WORK INSTRUCTION: Locate every line below that contains the word "value" and copy it.

GIVEN DATA:
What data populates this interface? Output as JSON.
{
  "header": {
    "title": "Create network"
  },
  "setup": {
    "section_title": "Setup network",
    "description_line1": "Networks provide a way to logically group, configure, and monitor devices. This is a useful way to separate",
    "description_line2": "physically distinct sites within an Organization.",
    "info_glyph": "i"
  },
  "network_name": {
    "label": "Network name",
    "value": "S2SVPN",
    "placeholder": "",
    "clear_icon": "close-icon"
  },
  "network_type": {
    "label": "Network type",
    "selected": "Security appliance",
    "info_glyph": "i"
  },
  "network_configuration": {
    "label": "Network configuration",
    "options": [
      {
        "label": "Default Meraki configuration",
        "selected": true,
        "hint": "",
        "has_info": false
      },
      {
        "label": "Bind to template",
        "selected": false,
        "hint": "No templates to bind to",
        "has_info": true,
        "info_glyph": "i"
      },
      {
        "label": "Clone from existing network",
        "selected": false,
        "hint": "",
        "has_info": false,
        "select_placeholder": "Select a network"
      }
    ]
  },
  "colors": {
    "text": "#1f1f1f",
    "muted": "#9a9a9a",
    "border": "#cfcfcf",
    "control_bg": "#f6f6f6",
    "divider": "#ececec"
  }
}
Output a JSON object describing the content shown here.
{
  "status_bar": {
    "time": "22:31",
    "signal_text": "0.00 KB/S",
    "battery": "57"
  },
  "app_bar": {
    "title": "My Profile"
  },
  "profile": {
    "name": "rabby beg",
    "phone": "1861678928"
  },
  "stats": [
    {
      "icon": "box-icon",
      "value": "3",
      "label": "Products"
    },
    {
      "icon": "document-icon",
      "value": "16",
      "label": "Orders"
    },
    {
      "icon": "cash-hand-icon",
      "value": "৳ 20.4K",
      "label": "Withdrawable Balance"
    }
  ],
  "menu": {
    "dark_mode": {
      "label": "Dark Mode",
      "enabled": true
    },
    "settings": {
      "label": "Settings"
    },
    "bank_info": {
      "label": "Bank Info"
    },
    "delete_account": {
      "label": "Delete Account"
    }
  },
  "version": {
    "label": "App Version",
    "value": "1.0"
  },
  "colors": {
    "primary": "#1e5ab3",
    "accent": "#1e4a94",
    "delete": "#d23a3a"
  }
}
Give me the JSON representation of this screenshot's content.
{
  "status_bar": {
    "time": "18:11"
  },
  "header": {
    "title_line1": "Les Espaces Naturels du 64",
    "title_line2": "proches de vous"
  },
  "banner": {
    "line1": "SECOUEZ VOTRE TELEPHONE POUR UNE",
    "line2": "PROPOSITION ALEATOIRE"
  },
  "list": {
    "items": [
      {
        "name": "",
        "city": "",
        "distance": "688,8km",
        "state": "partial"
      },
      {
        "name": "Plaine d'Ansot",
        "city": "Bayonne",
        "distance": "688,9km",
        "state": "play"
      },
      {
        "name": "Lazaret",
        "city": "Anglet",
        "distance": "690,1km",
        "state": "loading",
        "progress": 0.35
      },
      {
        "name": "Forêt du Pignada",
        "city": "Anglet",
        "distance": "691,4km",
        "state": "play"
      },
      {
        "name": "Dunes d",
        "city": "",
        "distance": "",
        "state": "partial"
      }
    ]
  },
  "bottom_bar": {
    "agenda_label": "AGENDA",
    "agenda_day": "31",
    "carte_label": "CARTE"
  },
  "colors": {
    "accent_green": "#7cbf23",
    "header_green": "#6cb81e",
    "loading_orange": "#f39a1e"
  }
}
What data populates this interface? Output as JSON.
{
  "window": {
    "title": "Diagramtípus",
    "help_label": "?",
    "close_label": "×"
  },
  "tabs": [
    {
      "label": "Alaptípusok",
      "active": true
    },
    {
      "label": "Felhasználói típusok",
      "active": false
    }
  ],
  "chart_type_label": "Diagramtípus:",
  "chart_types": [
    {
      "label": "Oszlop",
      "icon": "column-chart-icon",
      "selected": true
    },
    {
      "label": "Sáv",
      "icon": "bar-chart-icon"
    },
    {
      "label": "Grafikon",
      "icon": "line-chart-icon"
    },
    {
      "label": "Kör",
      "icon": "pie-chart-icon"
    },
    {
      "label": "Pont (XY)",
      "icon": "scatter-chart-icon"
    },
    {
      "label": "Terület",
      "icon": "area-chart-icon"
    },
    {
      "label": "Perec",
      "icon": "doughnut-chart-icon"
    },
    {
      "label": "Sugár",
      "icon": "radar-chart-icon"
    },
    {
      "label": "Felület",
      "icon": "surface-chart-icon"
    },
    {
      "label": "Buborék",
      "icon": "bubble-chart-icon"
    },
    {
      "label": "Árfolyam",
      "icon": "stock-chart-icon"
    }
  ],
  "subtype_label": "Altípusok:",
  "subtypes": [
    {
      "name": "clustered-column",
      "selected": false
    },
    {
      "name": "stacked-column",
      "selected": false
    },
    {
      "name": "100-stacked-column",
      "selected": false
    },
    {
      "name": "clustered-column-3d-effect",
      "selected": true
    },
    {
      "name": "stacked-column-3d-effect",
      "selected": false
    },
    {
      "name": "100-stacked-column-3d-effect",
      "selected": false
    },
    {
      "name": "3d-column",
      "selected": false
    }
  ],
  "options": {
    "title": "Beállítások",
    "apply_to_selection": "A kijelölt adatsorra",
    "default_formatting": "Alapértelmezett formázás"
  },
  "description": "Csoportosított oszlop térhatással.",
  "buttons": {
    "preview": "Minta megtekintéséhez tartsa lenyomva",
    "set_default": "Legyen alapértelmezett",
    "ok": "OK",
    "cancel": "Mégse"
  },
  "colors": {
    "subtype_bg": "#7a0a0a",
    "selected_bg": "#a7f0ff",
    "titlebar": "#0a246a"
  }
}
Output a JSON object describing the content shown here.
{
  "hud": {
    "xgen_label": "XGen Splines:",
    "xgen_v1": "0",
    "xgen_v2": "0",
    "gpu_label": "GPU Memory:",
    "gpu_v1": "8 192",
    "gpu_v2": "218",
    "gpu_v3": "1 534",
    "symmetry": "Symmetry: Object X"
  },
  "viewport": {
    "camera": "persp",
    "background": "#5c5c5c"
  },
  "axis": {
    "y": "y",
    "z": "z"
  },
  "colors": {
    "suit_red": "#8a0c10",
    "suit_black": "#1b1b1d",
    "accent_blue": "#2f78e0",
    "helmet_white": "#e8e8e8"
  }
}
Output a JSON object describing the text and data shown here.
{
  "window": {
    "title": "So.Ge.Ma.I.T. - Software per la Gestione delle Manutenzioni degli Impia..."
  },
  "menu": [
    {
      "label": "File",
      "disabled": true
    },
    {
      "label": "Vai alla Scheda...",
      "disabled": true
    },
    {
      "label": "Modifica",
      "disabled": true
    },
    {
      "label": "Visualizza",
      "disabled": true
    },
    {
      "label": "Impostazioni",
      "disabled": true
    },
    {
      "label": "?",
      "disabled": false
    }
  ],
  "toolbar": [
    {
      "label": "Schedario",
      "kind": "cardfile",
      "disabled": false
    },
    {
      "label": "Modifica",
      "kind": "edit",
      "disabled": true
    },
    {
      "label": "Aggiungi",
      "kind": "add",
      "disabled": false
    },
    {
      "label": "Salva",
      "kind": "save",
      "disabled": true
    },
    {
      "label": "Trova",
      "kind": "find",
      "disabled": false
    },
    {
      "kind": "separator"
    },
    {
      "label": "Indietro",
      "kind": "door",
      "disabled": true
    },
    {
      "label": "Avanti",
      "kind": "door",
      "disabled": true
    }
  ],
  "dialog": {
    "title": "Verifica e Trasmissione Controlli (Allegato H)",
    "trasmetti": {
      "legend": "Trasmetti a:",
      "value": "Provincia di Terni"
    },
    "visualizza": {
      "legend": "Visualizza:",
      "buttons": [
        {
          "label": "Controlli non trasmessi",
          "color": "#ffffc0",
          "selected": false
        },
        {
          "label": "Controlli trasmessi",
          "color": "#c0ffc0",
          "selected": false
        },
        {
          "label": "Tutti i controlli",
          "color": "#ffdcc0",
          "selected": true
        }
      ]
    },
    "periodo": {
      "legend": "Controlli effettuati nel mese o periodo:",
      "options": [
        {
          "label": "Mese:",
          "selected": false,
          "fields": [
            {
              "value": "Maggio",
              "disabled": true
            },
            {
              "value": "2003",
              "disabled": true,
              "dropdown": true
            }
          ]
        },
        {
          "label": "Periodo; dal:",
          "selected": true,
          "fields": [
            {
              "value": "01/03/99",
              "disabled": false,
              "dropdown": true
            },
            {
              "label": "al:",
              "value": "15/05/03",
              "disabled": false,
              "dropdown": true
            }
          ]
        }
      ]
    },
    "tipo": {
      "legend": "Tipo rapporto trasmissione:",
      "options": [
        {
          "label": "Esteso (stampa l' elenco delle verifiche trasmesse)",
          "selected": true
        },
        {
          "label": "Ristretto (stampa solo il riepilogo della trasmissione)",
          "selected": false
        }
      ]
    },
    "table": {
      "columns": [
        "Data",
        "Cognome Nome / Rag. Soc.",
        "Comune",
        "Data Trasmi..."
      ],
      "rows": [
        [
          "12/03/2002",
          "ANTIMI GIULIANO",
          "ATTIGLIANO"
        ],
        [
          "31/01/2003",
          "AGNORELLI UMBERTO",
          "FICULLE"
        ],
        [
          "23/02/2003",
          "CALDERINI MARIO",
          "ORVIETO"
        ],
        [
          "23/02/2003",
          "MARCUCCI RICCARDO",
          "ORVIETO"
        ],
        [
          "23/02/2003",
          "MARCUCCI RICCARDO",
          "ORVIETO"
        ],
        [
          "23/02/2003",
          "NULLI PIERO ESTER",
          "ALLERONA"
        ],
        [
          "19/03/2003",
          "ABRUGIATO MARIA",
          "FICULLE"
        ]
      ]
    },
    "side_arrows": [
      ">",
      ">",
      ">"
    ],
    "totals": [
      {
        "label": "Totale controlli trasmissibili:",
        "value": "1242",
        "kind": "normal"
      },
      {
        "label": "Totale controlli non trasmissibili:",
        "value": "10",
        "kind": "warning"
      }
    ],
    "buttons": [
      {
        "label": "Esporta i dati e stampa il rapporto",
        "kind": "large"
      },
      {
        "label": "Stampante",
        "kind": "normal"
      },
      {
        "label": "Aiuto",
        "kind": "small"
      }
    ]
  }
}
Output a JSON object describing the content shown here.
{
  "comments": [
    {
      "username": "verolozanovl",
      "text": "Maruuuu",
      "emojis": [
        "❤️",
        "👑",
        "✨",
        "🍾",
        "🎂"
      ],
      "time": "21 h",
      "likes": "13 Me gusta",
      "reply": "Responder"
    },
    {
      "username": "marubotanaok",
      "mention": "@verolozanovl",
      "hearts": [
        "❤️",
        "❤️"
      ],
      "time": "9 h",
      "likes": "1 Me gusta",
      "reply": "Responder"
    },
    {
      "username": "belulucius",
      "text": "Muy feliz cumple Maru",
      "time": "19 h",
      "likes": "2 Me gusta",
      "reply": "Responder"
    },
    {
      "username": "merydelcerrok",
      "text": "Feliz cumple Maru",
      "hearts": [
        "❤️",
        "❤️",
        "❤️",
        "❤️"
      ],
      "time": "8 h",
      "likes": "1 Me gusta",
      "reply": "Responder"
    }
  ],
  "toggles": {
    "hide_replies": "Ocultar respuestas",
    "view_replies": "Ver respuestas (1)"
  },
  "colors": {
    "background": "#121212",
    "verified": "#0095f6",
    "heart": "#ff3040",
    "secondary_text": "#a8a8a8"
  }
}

TASK OUTPUT:
    "value": "S2SVPN",
      "value": "3",
      "value": "16",
      "value": "৳ 20.4K",
    "value": "1.0"
      "value": "Provincia di Terni"
              "value": "Maggio",
              "value": "2003",
              "value": "01/03/99",
              "value": "15/05/03",
        "value": "1242",
        "value": "10",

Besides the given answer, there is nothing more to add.